** Task details **
Retype each line below precisely.

** Data records for software interfaces **
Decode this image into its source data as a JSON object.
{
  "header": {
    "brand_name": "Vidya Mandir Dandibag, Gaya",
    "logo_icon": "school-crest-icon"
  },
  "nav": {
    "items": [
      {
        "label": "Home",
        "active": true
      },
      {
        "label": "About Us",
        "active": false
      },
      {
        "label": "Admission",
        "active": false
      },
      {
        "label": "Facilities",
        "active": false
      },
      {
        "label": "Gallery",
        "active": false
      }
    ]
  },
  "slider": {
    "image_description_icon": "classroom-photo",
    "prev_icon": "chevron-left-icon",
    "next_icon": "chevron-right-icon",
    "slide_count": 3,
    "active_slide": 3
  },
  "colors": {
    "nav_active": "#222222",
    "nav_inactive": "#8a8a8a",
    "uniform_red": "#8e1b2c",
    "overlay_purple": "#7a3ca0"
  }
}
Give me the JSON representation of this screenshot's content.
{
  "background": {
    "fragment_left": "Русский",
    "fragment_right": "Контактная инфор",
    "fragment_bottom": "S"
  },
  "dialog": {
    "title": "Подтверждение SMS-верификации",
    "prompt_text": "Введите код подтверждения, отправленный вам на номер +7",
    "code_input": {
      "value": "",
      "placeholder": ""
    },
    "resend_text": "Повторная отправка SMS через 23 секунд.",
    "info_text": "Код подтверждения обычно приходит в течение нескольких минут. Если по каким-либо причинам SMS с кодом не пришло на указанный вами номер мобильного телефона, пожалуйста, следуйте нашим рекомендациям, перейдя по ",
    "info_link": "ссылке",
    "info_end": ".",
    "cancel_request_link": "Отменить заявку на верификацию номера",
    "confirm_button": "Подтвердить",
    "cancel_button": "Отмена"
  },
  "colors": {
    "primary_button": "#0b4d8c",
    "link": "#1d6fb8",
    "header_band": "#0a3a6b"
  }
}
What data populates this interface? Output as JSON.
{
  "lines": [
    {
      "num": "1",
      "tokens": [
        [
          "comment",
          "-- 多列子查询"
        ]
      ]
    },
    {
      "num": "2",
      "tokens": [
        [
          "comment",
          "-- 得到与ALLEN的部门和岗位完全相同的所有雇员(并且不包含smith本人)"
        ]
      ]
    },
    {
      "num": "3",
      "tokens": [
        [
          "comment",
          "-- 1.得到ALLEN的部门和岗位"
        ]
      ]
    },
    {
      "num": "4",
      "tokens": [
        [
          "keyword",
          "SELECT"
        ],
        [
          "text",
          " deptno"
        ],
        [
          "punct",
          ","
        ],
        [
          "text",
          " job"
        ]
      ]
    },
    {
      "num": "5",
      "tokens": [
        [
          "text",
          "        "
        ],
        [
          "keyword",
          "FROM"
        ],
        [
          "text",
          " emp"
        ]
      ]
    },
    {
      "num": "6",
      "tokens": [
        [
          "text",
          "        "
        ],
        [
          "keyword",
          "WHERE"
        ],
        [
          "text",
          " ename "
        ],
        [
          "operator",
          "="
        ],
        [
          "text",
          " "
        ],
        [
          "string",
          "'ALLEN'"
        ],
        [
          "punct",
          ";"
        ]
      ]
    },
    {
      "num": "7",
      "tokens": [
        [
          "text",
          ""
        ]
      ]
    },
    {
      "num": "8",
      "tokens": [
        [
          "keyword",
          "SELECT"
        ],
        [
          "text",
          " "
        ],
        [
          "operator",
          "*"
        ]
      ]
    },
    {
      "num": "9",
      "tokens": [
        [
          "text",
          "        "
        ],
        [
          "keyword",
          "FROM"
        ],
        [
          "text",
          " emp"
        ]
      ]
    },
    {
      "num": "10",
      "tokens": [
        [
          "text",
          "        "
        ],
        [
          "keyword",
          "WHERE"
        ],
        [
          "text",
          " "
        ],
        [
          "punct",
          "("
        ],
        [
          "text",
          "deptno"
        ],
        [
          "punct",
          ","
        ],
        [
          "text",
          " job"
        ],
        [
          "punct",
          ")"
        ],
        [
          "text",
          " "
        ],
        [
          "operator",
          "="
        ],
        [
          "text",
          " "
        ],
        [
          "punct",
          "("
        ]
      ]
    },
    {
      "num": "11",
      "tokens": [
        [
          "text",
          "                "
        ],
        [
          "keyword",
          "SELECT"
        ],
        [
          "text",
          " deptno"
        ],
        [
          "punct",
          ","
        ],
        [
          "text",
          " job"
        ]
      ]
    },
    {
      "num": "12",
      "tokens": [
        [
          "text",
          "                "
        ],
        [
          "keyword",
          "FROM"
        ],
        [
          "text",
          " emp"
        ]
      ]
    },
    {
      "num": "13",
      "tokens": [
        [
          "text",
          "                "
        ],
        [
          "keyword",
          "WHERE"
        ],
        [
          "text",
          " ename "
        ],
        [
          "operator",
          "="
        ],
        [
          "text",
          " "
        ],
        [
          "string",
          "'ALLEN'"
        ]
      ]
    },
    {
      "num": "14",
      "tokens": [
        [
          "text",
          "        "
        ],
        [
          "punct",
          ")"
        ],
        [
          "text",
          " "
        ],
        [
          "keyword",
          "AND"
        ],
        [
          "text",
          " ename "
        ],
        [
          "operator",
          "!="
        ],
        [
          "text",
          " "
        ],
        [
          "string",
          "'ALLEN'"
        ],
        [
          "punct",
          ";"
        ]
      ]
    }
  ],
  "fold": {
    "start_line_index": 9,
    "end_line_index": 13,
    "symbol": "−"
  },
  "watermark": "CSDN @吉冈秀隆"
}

** Solved problem **
Decode this image into its source data as a JSON object.
{
  "header": {
    "brand_name": "Vidya Mandir Dandibag, Gaya",
    "logo_icon": "school-crest-icon"
  },
  "nav": {
    "items": [
      {
        "label": "Home",
        "active": true
      },
      {
        "label": "About Us",
        "active": false
      },
      {
        "label": "Admission",
        "active": false
      },
      {
        "label": "Facilities",
        "active": false
      },
      {
        "label": "Gallery",
        "active": false
      }
    ]
  },
  "slider": {
    "image_description_icon": "classroom-photo",
    "prev_icon": "chevron-left-icon",
    "next_icon": "chevron-right-icon",
    "slide_count": 3,
    "active_slide": 3
  },
  "colors": {
    "nav_active": "#222222",
    "nav_inactive": "#8a8a8a",
    "uniform_red": "#8e1b2c",
    "overlay_purple": "#7a3ca0"
  }
}
Give me the JSON representation of this screenshot's content.
{
  "background": {
    "fragment_left": "Русский",
    "fragment_right": "Контактная инфор",
    "fragment_bottom": "S"
  },
  "dialog": {
    "title": "Подтверждение SMS-верификации",
    "prompt_text": "Введите код подтверждения, отправленный вам на номер +7",
    "code_input": {
      "value": "",
      "placeholder": ""
    },
    "resend_text": "Повторная отправка SMS через 23 секунд.",
    "info_text": "Код подтверждения обычно приходит в течение нескольких минут. Если по каким-либо причинам SMS с кодом не пришло на указанный вами номер мобильного телефона, пожалуйста, следуйте нашим рекомендациям, перейдя по ",
    "info_link": "ссылке",
    "info_end": ".",
    "cancel_request_link": "Отменить заявку на верификацию номера",
    "confirm_button": "Подтвердить",
    "cancel_button": "Отмена"
  },
  "colors": {
    "primary_button": "#0b4d8c",
    "link": "#1d6fb8",
    "header_band": "#0a3a6b"
  }
}
What data populates this interface? Output as JSON.
{
  "lines": [
    {
      "num": "1",
      "tokens": [
        [
          "comment",
          "-- 多列子查询"
        ]
      ]
    },
    {
      "num": "2",
      "tokens": [
        [
          "comment",
          "-- 得到与ALLEN的部门和岗位完全相同的所有雇员(并且不包含smith本人)"
        ]
      ]
    },
    {
      "num": "3",
      "tokens": [
        [
          "comment",
          "-- 1.得到ALLEN的部门和岗位"
        ]
      ]
    },
    {
      "num": "4",
      "tokens": [
        [
          "keyword",
          "SELECT"
        ],
        [
          "text",
          " deptno"
        ],
        [
          "punct",
          ","
        ],
        [
          "text",
          " job"
        ]
      ]
    },
    {
      "num": "5",
      "tokens": [
        [
          "text",
          "        "
        ],
        [
          "keyword",
          "FROM"
        ],
        [
          "text",
          " emp"
        ]
      ]
    },
    {
      "num": "6",
      "tokens": [
        [
          "text",
          "        "
        ],
        [
          "keyword",
          "WHERE"
        ],
        [
          "text",
          " ename "
        ],
        [
          "operator",
          "="
        ],
        [
          "text",
          " "
        ],
        [
          "string",
          "'ALLEN'"
        ],
        [
          "punct",
          ";"
        ]
      ]
    },
    {
      "num": "7",
      "tokens": [
        [
          "text",
          ""
        ]
      ]
    },
    {
      "num": "8",
      "tokens": [
        [
          "keyword",
          "SELECT"
        ],
        [
          "text",
          " "
        ],
        [
          "operator",
          "*"
        ]
      ]
    },
    {
      "num": "9",
      "tokens": [
        [
          "text",
          "        "
        ],
        [
          "keyword",
          "FROM"
        ],
        [
          "text",
          " emp"
        ]
      ]
    },
    {
      "num": "10",
      "tokens": [
        [
          "text",
          "        "
        ],
        [
          "keyword",
          "WHERE"
        ],
        [
          "text",
          " "
        ],
        [
          "punct",
          "("
        ],
        [
          "text",
          "deptno"
        ],
        [
          "punct",
          ","
        ],
        [
          "text",
          " job"
        ],
        [
          "punct",
          ")"
        ],
        [
          "text",
          " "
        ],
        [
          "operator",
          "="
        ],
        [
          "text",
          " "
        ],
        [
          "punct",
          "("
        ]
      ]
    },
    {
      "num": "11",
      "tokens": [
        [
          "text",
          "                "
        ],
        [
          "keyword",
          "SELECT"
        ],
        [
          "text",
          " deptno"
        ],
        [
          "punct",
          ","
        ],
        [
          "text",
          " job"
        ]
      ]
    },
    {
      "num": "12",
      "tokens": [
        [
          "text",
          "                "
        ],
        [
          "keyword",
          "FROM"
        ],
        [
          "text",
          " emp"
        ]
      ]
    },
    {
      "num": "13",
      "tokens": [
        [
          "text",
          "                "
        ],
        [
          "keyword",
          "WHERE"
        ],
        [
          "text",
          " ename "
        ],
        [
          "operator",
          "="
        ],
        [
          "text",
          " "
        ],
        [
          "string",
          "'ALLEN'"
        ]
      ]
    },
    {
      "num": "14",
      "tokens": [
        [
          "text",
          "        "
        ],
        [
          "punct",
          ")"
        ],
        [
          "text",
          " "
        ],
        [
          "keyword",
          "AND"
        ],
        [
          "text",
          " ename "
        ],
        [
          "operator",
          "!="
        ],
        [
          "text",
          " "
        ],
        [
          "string",
          "'ALLEN'"
        ],
        [
          "punct",
          ";"
        ]
      ]
    }
  ],
  "fold": {
    "start_line_index": 9,
    "end_line_index": 13,
    "symbol": "−"
  },
  "watermark": "CSDN @吉冈秀隆"
}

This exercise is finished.